Take a walk outside of your political bias for a moment, and realize, you might not be part of the majority, nor may your take on ‘truth’ be the prevailing ‘truth’ as per attention influence on the Web (anyone with high SERPs on Google for example).

Marc Ambinder: What We Learned This Weekend:

The McCain campaign has gone thoroughly post-modern on us! Truth? Schmuth? It’s all a struggle for power.

ScienceBlogs.com: Cognitive Dissonance And Politics:

…dissonant facts made them double-down. It would be too painful to be wrong, and so they convinced themselves that they were right.

USNews: The Campaign, “The Matrix,” and the GOP Offensive Against Truth:

Among historians, there’s a raging Great Debate about the question of Truth.

Wall Street Journal: The Triumph of Culture Over Politics:

For this season has given us the first truly postmodern election. Modern political campaigns are amalgams of politics, spectacle and entertainment. Postmodern campaigns teem with fluid identities, unmoored meanings and blurred boundaries to the point that stable terms like “politics,” “spectacle” and “entertainment” barely exist as separate concepts. These innovations, if you will, are shifts in the culture, and the total submersion of politics in a cultural atmosphere is a trend perfectly suited to the party of organic culture.

Lies, Damned Lies, and Barack Obama:

In my book “True Enough: Learning To Live in a Post-Fact Society”, published earlier this year, I argued that in the digital world, facts are a stock of faltering value. The phenomenon that scholars call “media fragmentation”–the disintegration of the mass media into the many niches of the Web, cable news, and talk radio–lets us consume news that we like and avoid news that we don’t, leading people to perceive reality in a way that conforms to their long-held beliefs. Not everyone agrees with me that our new infosphere will open the floodgates to fiction, but it’s clear that the McCain camp is benefiting from some of the forces I described.

If postmodern behavior is just human nature (and I am not convinced), then ‘truth’ is in serious trouble since the Web mirrors human nature.

I guarantee you a labeling scheme, in the political sphere, would favor the those who could utilize attention influence the most effectively, and have little to do with actual ‘truth’.

Is the reason why Steven Colbert rocks so damn hard is because he confronts us with our lack of belief in a common ‘truth’ ?

YouTube: Stephen Colbert on The O’Reilly Factor

Google Video: Colbert Roasts President Bush – 2006 White House Correspondents Dinner

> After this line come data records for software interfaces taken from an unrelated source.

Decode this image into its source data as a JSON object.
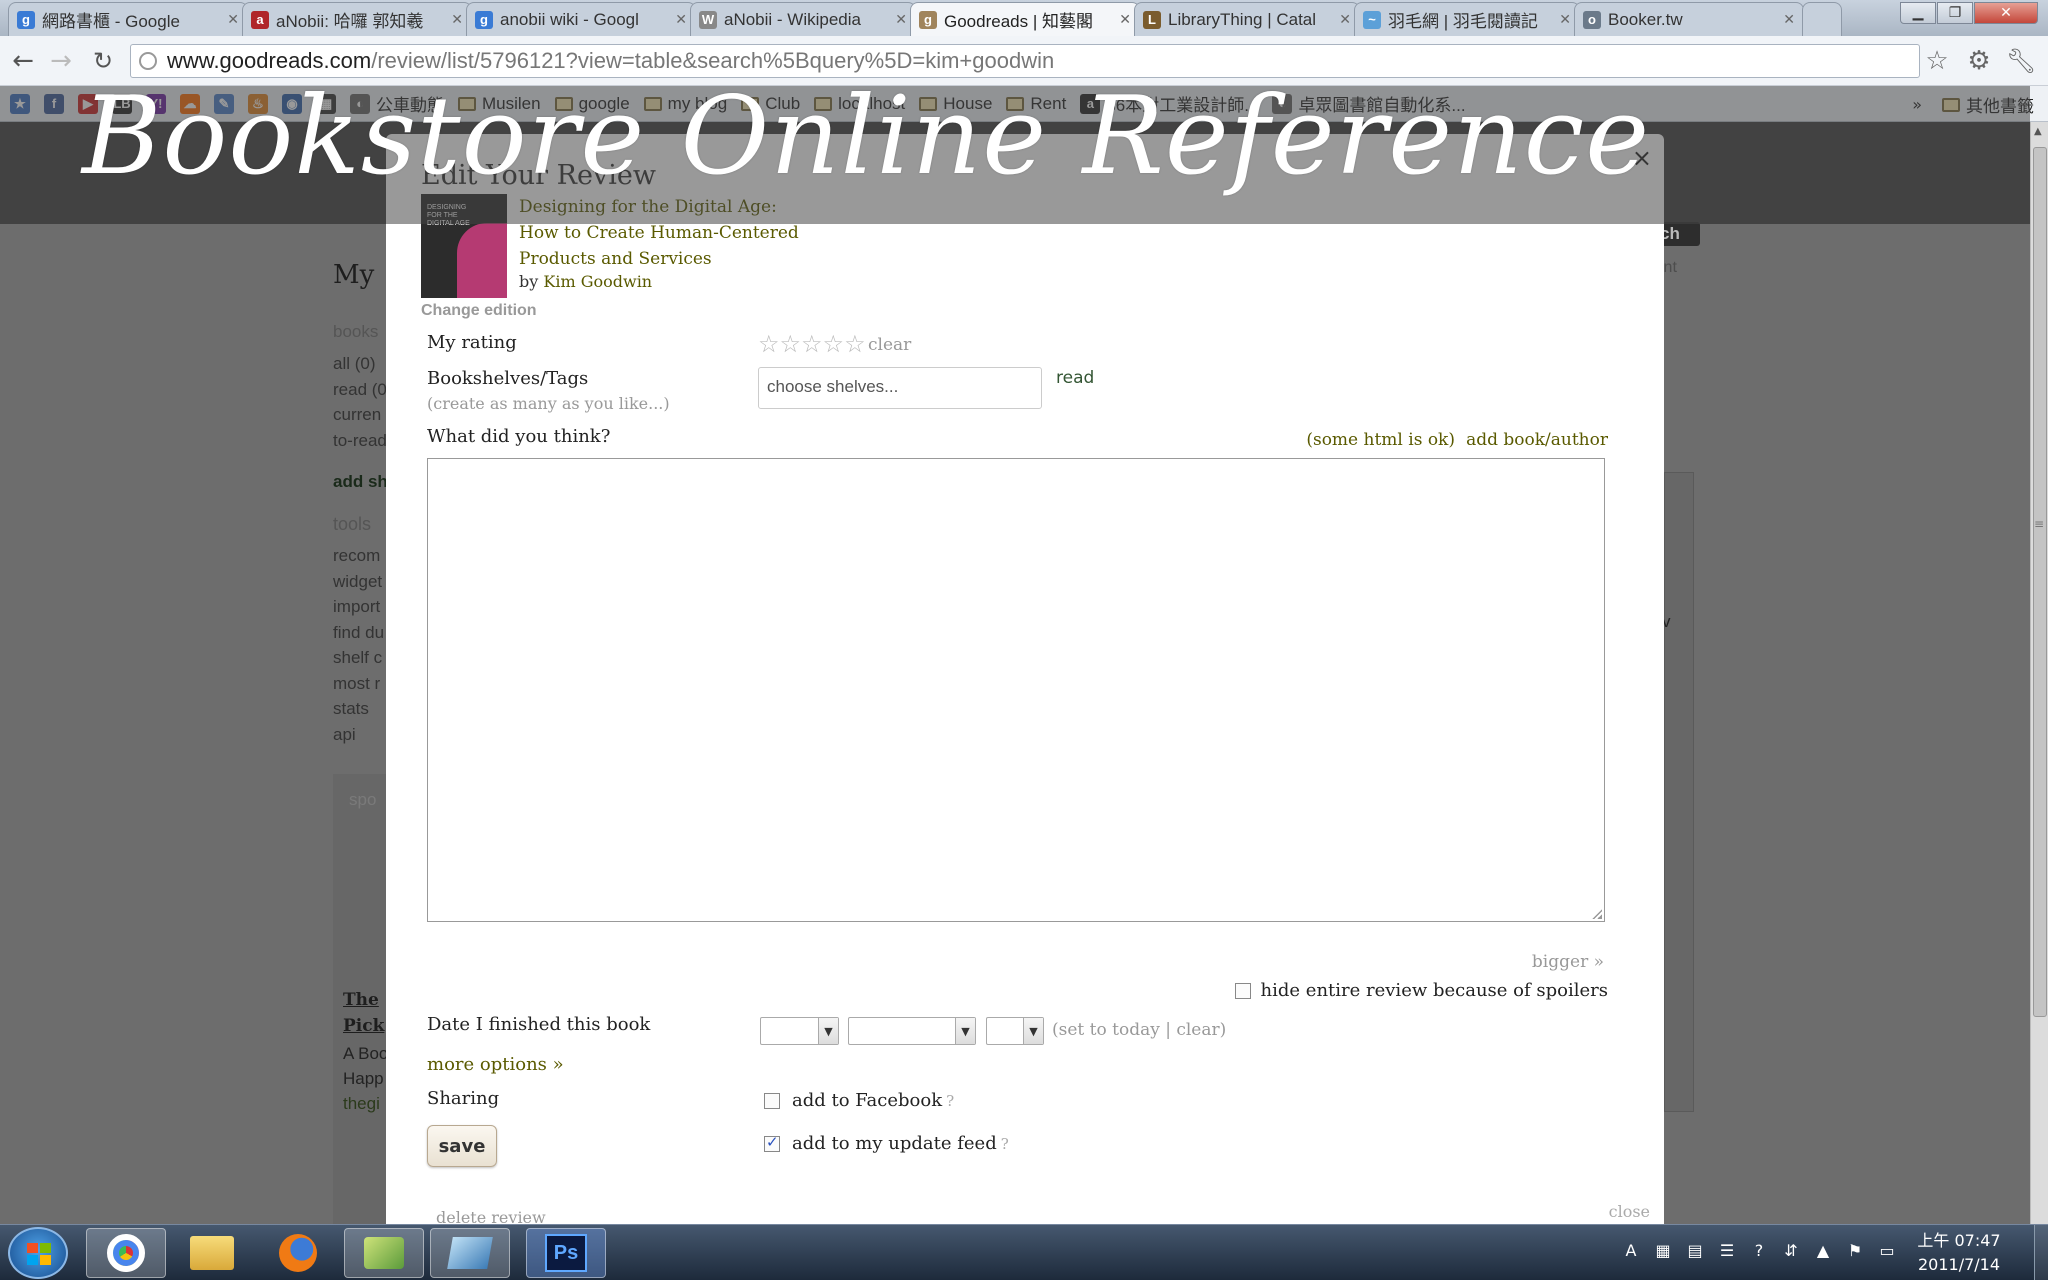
{
  "browser": {
    "tabs": [
      {
        "label": "網路書櫃 - Google",
        "fav_color": "#3a7bd5",
        "fav": "g"
      },
      {
        "label": "aNobii: 哈囉 郭知羲",
        "fav_color": "#b0262a",
        "fav": "a"
      },
      {
        "label": "anobii wiki - Googl",
        "fav_color": "#3a7bd5",
        "fav": "g"
      },
      {
        "label": "aNobii - Wikipedia",
        "fav_color": "#888888",
        "fav": "W"
      },
      {
        "label": "Goodreads | 知藝閣",
        "fav_color": "#a0845c",
        "fav": "g"
      },
      {
        "label": "LibraryThing | Catal",
        "fav_color": "#7a5c2e",
        "fav": "L"
      },
      {
        "label": "羽毛網 | 羽毛閱讀記",
        "fav_color": "#5ca0d8",
        "fav": "~"
      },
      {
        "label": "Booker.tw",
        "fav_color": "#6b7a8a",
        "fav": "o"
      }
    ],
    "active_tab": 4,
    "url_host": "www.goodreads.com",
    "url_rest": "/review/list/5796121?view=table&search%5Bquery%5D=kim+goodwin",
    "bookmarks": [
      {
        "label": "",
        "icon": "star-bookmark-icon",
        "color": "#3a6fc2",
        "glyph": "★"
      },
      {
        "label": "",
        "icon": "facebook-icon",
        "color": "#3b5998",
        "glyph": "f"
      },
      {
        "label": "",
        "icon": "youtube-icon",
        "color": "#cc2020",
        "glyph": "▶"
      },
      {
        "label": "",
        "icon": "lb-icon",
        "color": "#222222",
        "glyph": "LB"
      },
      {
        "label": "",
        "icon": "yahoo-icon",
        "color": "#6b1fa0",
        "glyph": "Y!"
      },
      {
        "label": "",
        "icon": "soundcloud-icon",
        "color": "#ff6a00",
        "glyph": "☁"
      },
      {
        "label": "",
        "icon": "feather-icon",
        "color": "#4a7cc8",
        "glyph": "✎"
      },
      {
        "label": "",
        "icon": "flame-icon",
        "color": "#e08020",
        "glyph": "♨"
      },
      {
        "label": "",
        "icon": "globe-icon",
        "color": "#2a5ea8",
        "glyph": "◉"
      },
      {
        "label": "",
        "icon": "qr-icon",
        "color": "#333333",
        "glyph": "▦"
      },
      {
        "label": "公車動態",
        "icon": "globe-icon",
        "color": "#666666",
        "glyph": "◐"
      },
      {
        "label": "Musilen",
        "icon": "folder-icon"
      },
      {
        "label": "google",
        "icon": "folder-icon"
      },
      {
        "label": "my blog",
        "icon": "folder-icon"
      },
      {
        "label": "Club",
        "icon": "folder-icon"
      },
      {
        "label": "localhost",
        "icon": "folder-icon"
      },
      {
        "label": "House",
        "icon": "folder-icon"
      },
      {
        "label": "Rent",
        "icon": "folder-icon"
      },
      {
        "label": "36本對工業設計師...",
        "icon": "amazon-icon",
        "color": "#222222",
        "glyph": "a"
      },
      {
        "label": "卓眾圖書館自動化系...",
        "icon": "globe-icon",
        "color": "#666666",
        "glyph": "◐"
      }
    ],
    "other_bookmarks": "其他書籤"
  },
  "watermark": "Bookstore Online Reference",
  "background_page": {
    "heading": "My",
    "search_btn": "ch",
    "print": "int",
    "sidebar_title": "books",
    "shelves": [
      "all (0)",
      "read (0)",
      "curren",
      "to-read"
    ],
    "add_shelf": "add sh",
    "tools_title": "tools",
    "tools": [
      "recom",
      "widget",
      "import",
      "find du",
      "shelf c",
      "most r",
      "stats",
      "api"
    ],
    "spoiler_box": "spo",
    "promo_title_1": "The",
    "promo_title_2": "Pick",
    "promo_line_1": "A Boo",
    "promo_line_2": "Happ",
    "promo_link": "thegi",
    "right_letter": "v"
  },
  "modal": {
    "title": "Edit Your Review",
    "close_glyph": "×",
    "book_title": "Designing for the Digital Age: How to Create Human-Centered Products and Services",
    "cover_text": "DESIGNING FOR THE DIGITAL AGE",
    "by": "by",
    "author": "Kim Goodwin",
    "change_edition": "Change edition",
    "rating_label": "My rating",
    "rating_value": 0,
    "rating_max": 5,
    "rating_clear": "clear",
    "shelves_label": "Bookshelves/Tags",
    "shelves_hint": "(create as many as you like...)",
    "shelves_placeholder": "choose shelves...",
    "shelves_read": "read",
    "review_label": "What did you think?",
    "html_ok": "(some html is ok)",
    "add_book_author": "add book/author",
    "review_text": "",
    "bigger": "bigger »",
    "spoiler_label": "hide entire review because of spoilers",
    "date_label": "Date I finished this book",
    "set_today": "(set to today | clear)",
    "more_options": "more options »",
    "sharing_label": "Sharing",
    "facebook_label": "add to Facebook",
    "facebook_checked": false,
    "feed_label": "add to my update feed",
    "feed_checked": true,
    "help": "?",
    "save": "save",
    "delete_review": "delete review",
    "close": "close"
  },
  "taskbar": {
    "time": "上午 07:47",
    "date": "2011/7/14"
  }
}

What to do or not do? Are there technological solutions, or does technology have no role to play? Or are we dealing with human nature at work, and if so, is it something to embrace, and we’ve come to a core reason why computer programming is so… flawed – that software is an attempt to model processes where there is no true or false, with a tool that only understands true or false?

And if it seems odd that I am making connections between tech, media and politics, well Dave Winer posted yesterday “People thought I stopped writing about technology but the technology and politics are all one and the same.”.

I’m just asking questions here, I have no answers. And probably need to drink less coffee in the morning.